◆ Task details: The result should be every line in the data below that carries the string "this".

◆ Exercise inputs:
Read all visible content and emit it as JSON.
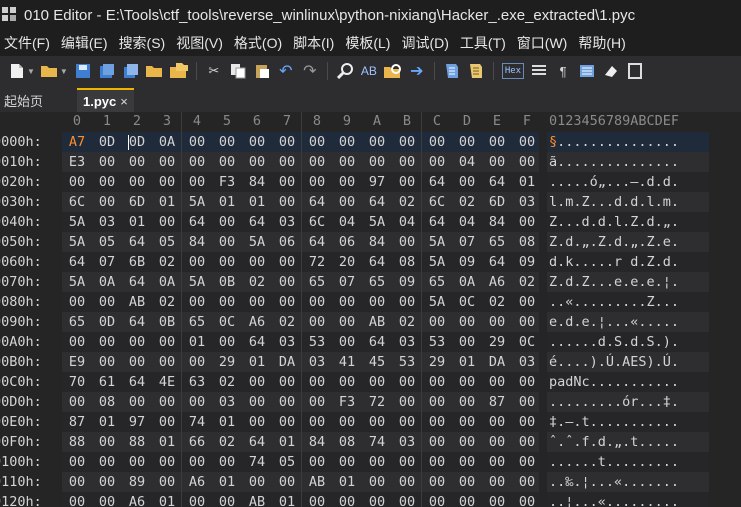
{
  "window": {
    "title": "010 Editor - E:\\Tools\\ctf_tools\\reverse_winlinux\\python-nixiang\\Hacker_.exe_extracted\\1.pyc"
  },
  "menu": [
    "文件(F)",
    "编辑(E)",
    "搜索(S)",
    "视图(V)",
    "格式(O)",
    "脚本(I)",
    "模板(L)",
    "调试(D)",
    "工具(T)",
    "窗口(W)",
    "帮助(H)"
  ],
  "toolbar": {
    "icons": [
      "new-file-icon",
      "open-folder-icon",
      "save-icon",
      "save-as-icon",
      "save-all-icon",
      "open-folder2-icon",
      "open-project-icon",
      "cut-icon",
      "copy-icon",
      "paste-icon",
      "undo-icon",
      "redo-icon",
      "find-icon",
      "replace-icon",
      "find-in-files-icon",
      "goto-icon",
      "run-script-icon",
      "run-template-icon",
      "hex-icon",
      "column-icon",
      "pilcrow-icon",
      "list-icon",
      "clear-icon"
    ],
    "hex_label": "Hex",
    "pilcrow": "¶"
  },
  "tabs": {
    "start": "起始页",
    "active": "1.pyc",
    "close": "×"
  },
  "editor": {
    "col_headers": [
      "0",
      "1",
      "2",
      "3",
      "4",
      "5",
      "6",
      "7",
      "8",
      "9",
      "A",
      "B",
      "C",
      "D",
      "E",
      "F"
    ],
    "ascii_header": "0123456789ABCDEF",
    "rows": [
      {
        "addr": "0000h:",
        "hex": [
          "A7",
          "0D",
          "0D",
          "0A",
          "00",
          "00",
          "00",
          "00",
          "00",
          "00",
          "00",
          "00",
          "00",
          "00",
          "00",
          "00"
        ],
        "ascii": "§..............."
      },
      {
        "addr": "0010h:",
        "hex": [
          "E3",
          "00",
          "00",
          "00",
          "00",
          "00",
          "00",
          "00",
          "00",
          "00",
          "00",
          "00",
          "00",
          "04",
          "00",
          "00"
        ],
        "ascii": "ã..............."
      },
      {
        "addr": "0020h:",
        "hex": [
          "00",
          "00",
          "00",
          "00",
          "00",
          "F3",
          "84",
          "00",
          "00",
          "00",
          "97",
          "00",
          "64",
          "00",
          "64",
          "01"
        ],
        "ascii": ".....ó„...—.d.d."
      },
      {
        "addr": "0030h:",
        "hex": [
          "6C",
          "00",
          "6D",
          "01",
          "5A",
          "01",
          "01",
          "00",
          "64",
          "00",
          "64",
          "02",
          "6C",
          "02",
          "6D",
          "03"
        ],
        "ascii": "l.m.Z...d.d.l.m."
      },
      {
        "addr": "0040h:",
        "hex": [
          "5A",
          "03",
          "01",
          "00",
          "64",
          "00",
          "64",
          "03",
          "6C",
          "04",
          "5A",
          "04",
          "64",
          "04",
          "84",
          "00"
        ],
        "ascii": "Z...d.d.l.Z.d.„."
      },
      {
        "addr": "0050h:",
        "hex": [
          "5A",
          "05",
          "64",
          "05",
          "84",
          "00",
          "5A",
          "06",
          "64",
          "06",
          "84",
          "00",
          "5A",
          "07",
          "65",
          "08"
        ],
        "ascii": "Z.d.„.Z.d.„.Z.e."
      },
      {
        "addr": "0060h:",
        "hex": [
          "64",
          "07",
          "6B",
          "02",
          "00",
          "00",
          "00",
          "00",
          "72",
          "20",
          "64",
          "08",
          "5A",
          "09",
          "64",
          "09"
        ],
        "ascii": "d.k.....r d.Z.d."
      },
      {
        "addr": "0070h:",
        "hex": [
          "5A",
          "0A",
          "64",
          "0A",
          "5A",
          "0B",
          "02",
          "00",
          "65",
          "07",
          "65",
          "09",
          "65",
          "0A",
          "A6",
          "02"
        ],
        "ascii": "Z.d.Z...e.e.e.¦."
      },
      {
        "addr": "0080h:",
        "hex": [
          "00",
          "00",
          "AB",
          "02",
          "00",
          "00",
          "00",
          "00",
          "00",
          "00",
          "00",
          "00",
          "5A",
          "0C",
          "02",
          "00"
        ],
        "ascii": "..«.........Z..."
      },
      {
        "addr": "0090h:",
        "hex": [
          "65",
          "0D",
          "64",
          "0B",
          "65",
          "0C",
          "A6",
          "02",
          "00",
          "00",
          "AB",
          "02",
          "00",
          "00",
          "00",
          "00"
        ],
        "ascii": "e.d.e.¦...«....."
      },
      {
        "addr": "00A0h:",
        "hex": [
          "00",
          "00",
          "00",
          "00",
          "01",
          "00",
          "64",
          "03",
          "53",
          "00",
          "64",
          "03",
          "53",
          "00",
          "29",
          "0C"
        ],
        "ascii": "......d.S.d.S.)."
      },
      {
        "addr": "00B0h:",
        "hex": [
          "E9",
          "00",
          "00",
          "00",
          "00",
          "29",
          "01",
          "DA",
          "03",
          "41",
          "45",
          "53",
          "29",
          "01",
          "DA",
          "03"
        ],
        "ascii": "é....).Ú.AES).Ú."
      },
      {
        "addr": "00C0h:",
        "hex": [
          "70",
          "61",
          "64",
          "4E",
          "63",
          "02",
          "00",
          "00",
          "00",
          "00",
          "00",
          "00",
          "00",
          "00",
          "00",
          "00"
        ],
        "ascii": "padNc..........."
      },
      {
        "addr": "00D0h:",
        "hex": [
          "00",
          "08",
          "00",
          "00",
          "00",
          "03",
          "00",
          "00",
          "00",
          "F3",
          "72",
          "00",
          "00",
          "00",
          "87",
          "00"
        ],
        "ascii": ".........ór...‡."
      },
      {
        "addr": "00E0h:",
        "hex": [
          "87",
          "01",
          "97",
          "00",
          "74",
          "01",
          "00",
          "00",
          "00",
          "00",
          "00",
          "00",
          "00",
          "00",
          "00",
          "00"
        ],
        "ascii": "‡.—.t..........."
      },
      {
        "addr": "00F0h:",
        "hex": [
          "88",
          "00",
          "88",
          "01",
          "66",
          "02",
          "64",
          "01",
          "84",
          "08",
          "74",
          "03",
          "00",
          "00",
          "00",
          "00"
        ],
        "ascii": "ˆ.ˆ.f.d.„.t....."
      },
      {
        "addr": "0100h:",
        "hex": [
          "00",
          "00",
          "00",
          "00",
          "00",
          "00",
          "74",
          "05",
          "00",
          "00",
          "00",
          "00",
          "00",
          "00",
          "00",
          "00"
        ],
        "ascii": "......t........."
      },
      {
        "addr": "0110h:",
        "hex": [
          "00",
          "00",
          "89",
          "00",
          "A6",
          "01",
          "00",
          "00",
          "AB",
          "01",
          "00",
          "00",
          "00",
          "00",
          "00",
          "00"
        ],
        "ascii": "..‰.¦...«......."
      },
      {
        "addr": "0120h:",
        "hex": [
          "00",
          "00",
          "A6",
          "01",
          "00",
          "00",
          "AB",
          "01",
          "00",
          "00",
          "00",
          "00",
          "00",
          "00",
          "00",
          "00"
        ],
        "ascii": "..¦...«........."
      }
    ]
  }
}
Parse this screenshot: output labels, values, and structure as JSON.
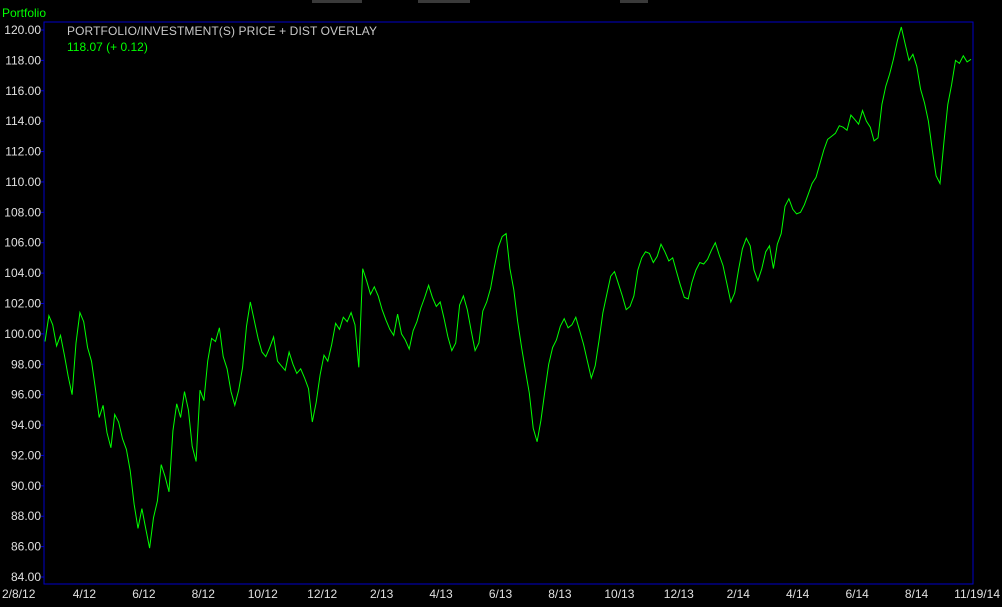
{
  "panel": {
    "label": "Portfolio",
    "overlay_title": "PORTFOLIO/INVESTMENT(S) PRICE + DIST OVERLAY",
    "last_value": "118.07 (+ 0.12)"
  },
  "colors": {
    "line": "#00ff00",
    "frame": "#0000c8",
    "background": "#000000",
    "text": "#e0e0e0"
  },
  "chart_data": {
    "type": "line",
    "title": "PORTFOLIO/INVESTMENT(S) PRICE + DIST OVERLAY",
    "ylim": [
      84,
      120
    ],
    "grid": false,
    "y_ticks": [
      "84.00",
      "86.00",
      "88.00",
      "90.00",
      "92.00",
      "94.00",
      "96.00",
      "98.00",
      "100.00",
      "102.00",
      "104.00",
      "106.00",
      "108.00",
      "110.00",
      "112.00",
      "114.00",
      "116.00",
      "118.00",
      "120.00"
    ],
    "x_ticks": [
      "2/8/12",
      "4/12",
      "6/12",
      "8/12",
      "10/12",
      "12/12",
      "2/13",
      "4/13",
      "6/13",
      "8/13",
      "10/13",
      "12/13",
      "2/14",
      "4/14",
      "6/14",
      "8/14",
      "11/19/14"
    ],
    "series": [
      {
        "values": [
          99.5,
          101.2,
          100.6,
          99.2,
          99.9,
          98.6,
          97.2,
          96.0,
          99.4,
          101.4,
          100.8,
          99.1,
          98.2,
          96.4,
          94.5,
          95.3,
          93.5,
          92.5,
          94.7,
          94.2,
          93.1,
          92.4,
          91.0,
          88.8,
          87.2,
          88.5,
          87.2,
          85.9,
          87.9,
          89.0,
          91.4,
          90.6,
          89.6,
          93.6,
          95.4,
          94.5,
          96.2,
          95.0,
          92.6,
          91.6,
          96.3,
          95.6,
          98.2,
          99.7,
          99.5,
          100.4,
          98.5,
          97.7,
          96.2,
          95.3,
          96.3,
          97.8,
          100.5,
          102.1,
          100.9,
          99.7,
          98.8,
          98.5,
          99.1,
          99.8,
          98.2,
          97.9,
          97.6,
          98.8,
          98.0,
          97.4,
          97.7,
          97.1,
          96.4,
          94.2,
          95.5,
          97.3,
          98.6,
          98.2,
          99.3,
          100.7,
          100.3,
          101.1,
          100.8,
          101.4,
          100.6,
          97.8,
          104.3,
          103.5,
          102.6,
          103.1,
          102.5,
          101.6,
          100.9,
          100.3,
          99.9,
          101.3,
          100.0,
          99.6,
          99.0,
          100.2,
          100.8,
          101.7,
          102.4,
          103.2,
          102.4,
          101.8,
          102.1,
          101.0,
          99.8,
          98.9,
          99.4,
          101.9,
          102.5,
          101.6,
          100.2,
          98.9,
          99.4,
          101.5,
          102.1,
          103.0,
          104.4,
          105.7,
          106.4,
          106.6,
          104.3,
          102.9,
          100.8,
          99.1,
          97.6,
          96.1,
          93.8,
          92.9,
          94.3,
          96.2,
          98.0,
          99.1,
          99.6,
          100.5,
          101.0,
          100.4,
          100.6,
          101.1,
          100.2,
          99.3,
          98.2,
          97.1,
          97.9,
          99.6,
          101.4,
          102.6,
          103.8,
          104.1,
          103.3,
          102.5,
          101.6,
          101.8,
          102.5,
          104.2,
          105.0,
          105.4,
          105.3,
          104.7,
          105.1,
          105.9,
          105.4,
          104.8,
          105.0,
          104.1,
          103.2,
          102.4,
          102.3,
          103.4,
          104.2,
          104.7,
          104.6,
          104.9,
          105.5,
          106.0,
          105.2,
          104.5,
          103.3,
          102.1,
          102.7,
          104.2,
          105.6,
          106.3,
          105.8,
          104.2,
          103.5,
          104.3,
          105.4,
          105.8,
          104.3,
          105.9,
          106.6,
          108.4,
          108.9,
          108.2,
          107.9,
          108.0,
          108.5,
          109.2,
          109.9,
          110.3,
          111.2,
          112.1,
          112.8,
          113.0,
          113.2,
          113.7,
          113.6,
          113.4,
          114.4,
          114.1,
          113.8,
          114.7,
          114.0,
          113.6,
          112.7,
          112.9,
          115.1,
          116.3,
          117.1,
          118.1,
          119.3,
          120.2,
          119.1,
          118.0,
          118.4,
          117.6,
          116.1,
          115.2,
          114.0,
          112.1,
          110.4,
          109.9,
          112.6,
          115.1,
          116.4,
          118.0,
          117.8,
          118.3,
          117.9,
          118.07
        ]
      }
    ]
  }
}
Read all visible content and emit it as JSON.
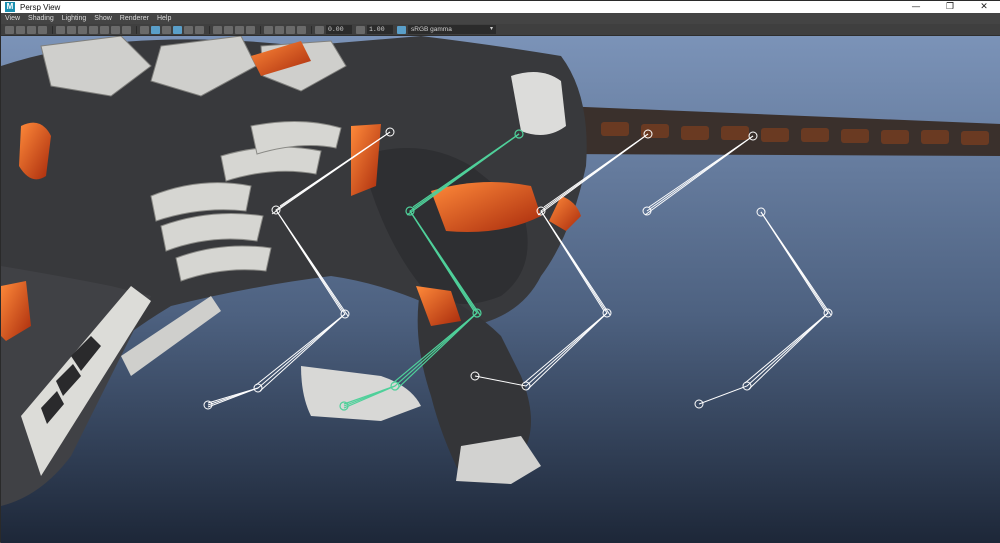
{
  "window": {
    "app_icon": "M",
    "title": "Persp View",
    "controls": {
      "minimize": "—",
      "maximize": "❐",
      "close": "✕"
    }
  },
  "menubar": {
    "items": [
      "View",
      "Shading",
      "Lighting",
      "Show",
      "Renderer",
      "Help"
    ]
  },
  "toolbar": {
    "exposure_value": "0.00",
    "gamma_value": "1.00",
    "color_space": "sRGB gamma",
    "icons": [
      "select-camera-icon",
      "lock-camera-icon",
      "bookmarks-icon",
      "image-plane-icon",
      "grid-icon",
      "film-gate-icon",
      "resolution-gate-icon",
      "gate-mask-icon",
      "field-chart-icon",
      "safe-action-icon",
      "safe-title-icon",
      "wireframe-icon",
      "smooth-shade-icon",
      "default-material-icon",
      "textured-icon",
      "use-lights-icon",
      "shadows-icon",
      "ambient-occlusion-icon",
      "motion-blur-icon",
      "antialiasing-icon",
      "depth-of-field-icon",
      "isolate-select-icon",
      "xray-icon",
      "xray-joints-icon",
      "xray-components-icon",
      "exposure-icon",
      "gamma-icon",
      "color-management-icon"
    ]
  },
  "viewport": {
    "background_top": "#7b93b8",
    "background_bottom": "#1d2738",
    "joint_color": "#ffffff",
    "selected_joint_color": "#4fd09a",
    "body_color": "#38393c",
    "glow_color": "#e2561c"
  }
}
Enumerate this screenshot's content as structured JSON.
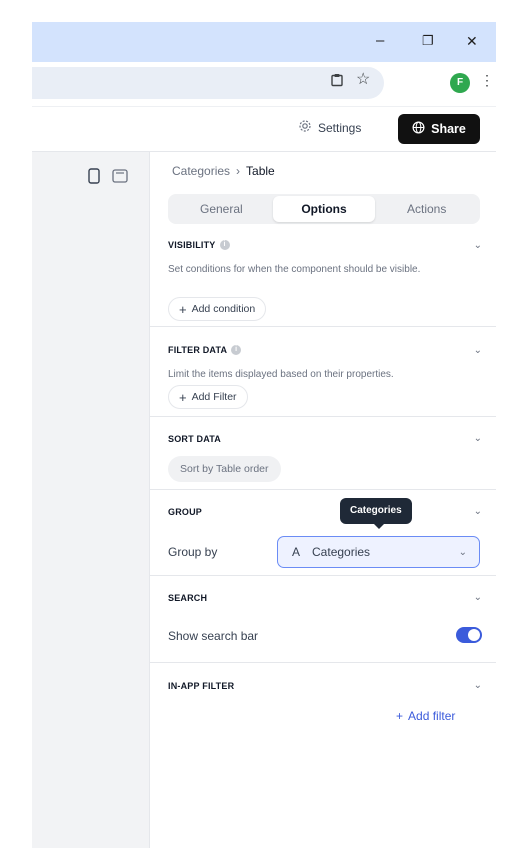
{
  "window": {
    "minimize_glyph": "–",
    "restore_glyph": "❐",
    "close_glyph": "✕"
  },
  "addressbar": {
    "avatar_letter": "F",
    "kebab_glyph": "⋮",
    "bookmark_glyph": "☆",
    "clipboard_glyph": "📋"
  },
  "toolbar": {
    "settings_label": "Settings",
    "share_label": "Share"
  },
  "panel": {
    "breadcrumb": {
      "parent": "Categories",
      "separator": "›",
      "current": "Table"
    },
    "tabs": [
      {
        "label": "General",
        "active": false
      },
      {
        "label": "Options",
        "active": true
      },
      {
        "label": "Actions",
        "active": false
      }
    ],
    "visibility": {
      "title": "VISIBILITY",
      "description": "Set conditions for when the component should be visible.",
      "button_label": "Add condition"
    },
    "filter_data": {
      "title": "FILTER DATA",
      "description": "Limit the items displayed based on their properties.",
      "button_label": "Add Filter"
    },
    "sort_data": {
      "title": "SORT DATA",
      "button_label": "Sort by Table order"
    },
    "group": {
      "title": "GROUP",
      "tooltip": "Categories",
      "field_label": "Group by",
      "select_type_glyph": "A",
      "select_value": "Categories"
    },
    "search": {
      "title": "SEARCH",
      "toggle_label": "Show search bar",
      "toggle_on": true
    },
    "in_app_filter": {
      "title": "IN-APP FILTER",
      "link_label": "Add filter"
    }
  },
  "colors": {
    "accent": "#3b5bdb",
    "titlebar": "#d3e3fd",
    "share_bg": "#111111"
  }
}
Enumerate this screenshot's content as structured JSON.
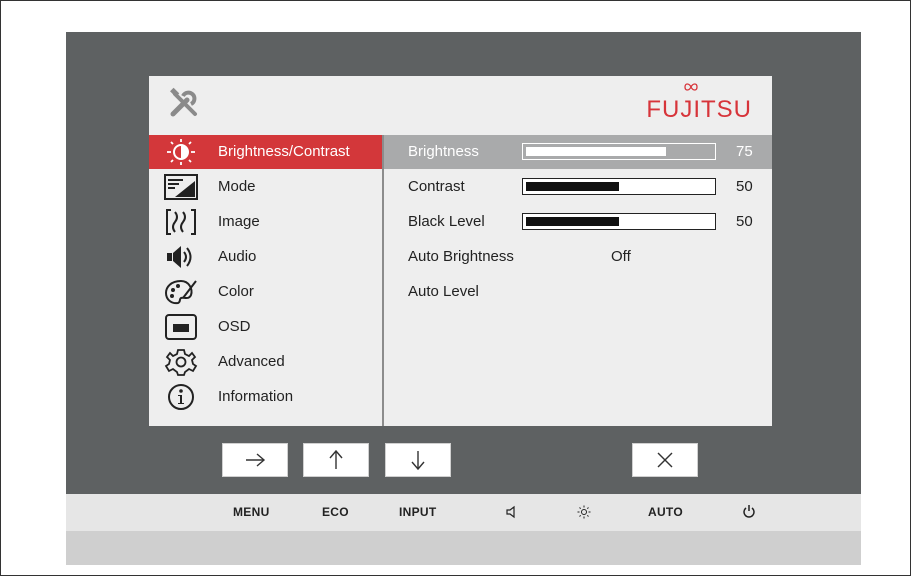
{
  "brand": {
    "logo_text": "FUJITSU"
  },
  "menu": {
    "items": [
      {
        "label": "Brightness/Contrast",
        "icon": "brightness-icon",
        "selected": true
      },
      {
        "label": "Mode",
        "icon": "mode-icon"
      },
      {
        "label": "Image",
        "icon": "image-icon"
      },
      {
        "label": "Audio",
        "icon": "audio-icon"
      },
      {
        "label": "Color",
        "icon": "color-palette-icon"
      },
      {
        "label": "OSD",
        "icon": "osd-icon"
      },
      {
        "label": "Advanced",
        "icon": "gear-icon"
      },
      {
        "label": "Information",
        "icon": "info-icon"
      }
    ]
  },
  "settings": {
    "brightness": {
      "label": "Brightness",
      "value": "75",
      "level": 0.75
    },
    "contrast": {
      "label": "Contrast",
      "value": "50",
      "level": 0.5
    },
    "black_level": {
      "label": "Black Level",
      "value": "50",
      "level": 0.5
    },
    "auto_brightness": {
      "label": "Auto Brightness",
      "value": "Off"
    },
    "auto_level": {
      "label": "Auto Level"
    }
  },
  "nav_buttons": [
    "right-arrow-icon",
    "up-arrow-icon",
    "down-arrow-icon",
    "close-icon"
  ],
  "keys": {
    "menu": "MENU",
    "eco": "ECO",
    "input": "INPUT",
    "speaker_icon": "speaker-icon",
    "brightness_icon": "sun-icon",
    "auto": "AUTO",
    "power_icon": "power-icon"
  },
  "colors": {
    "accent": "#d3373a",
    "selected_row": "#a9aaab",
    "bezel": "#5e6162",
    "panel": "#eeeeee"
  }
}
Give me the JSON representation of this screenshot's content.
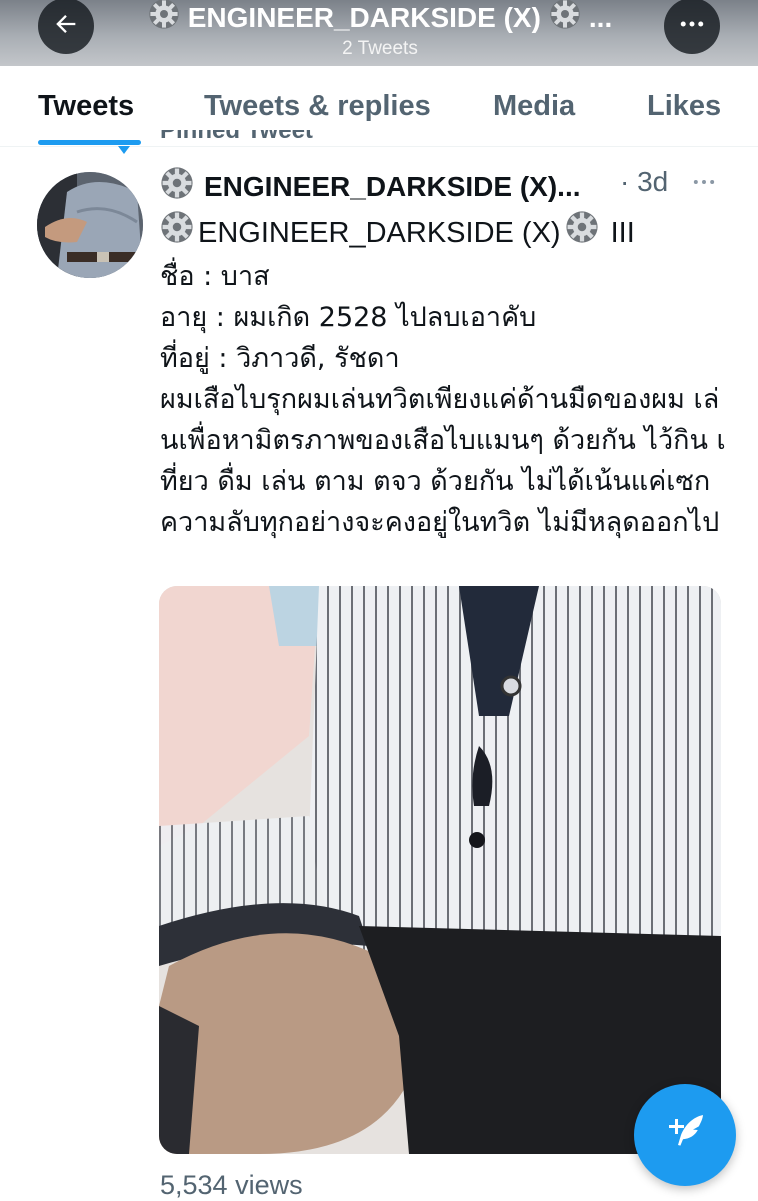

◆ Worked solution:
Parse this screenshot: output labels, values, and structure as JSON.
Enumerate this screenshot's content as structured JSON.
Enumerate this screenshot's content as structured JSON.
Give me the JSON representation of this screenshot's content.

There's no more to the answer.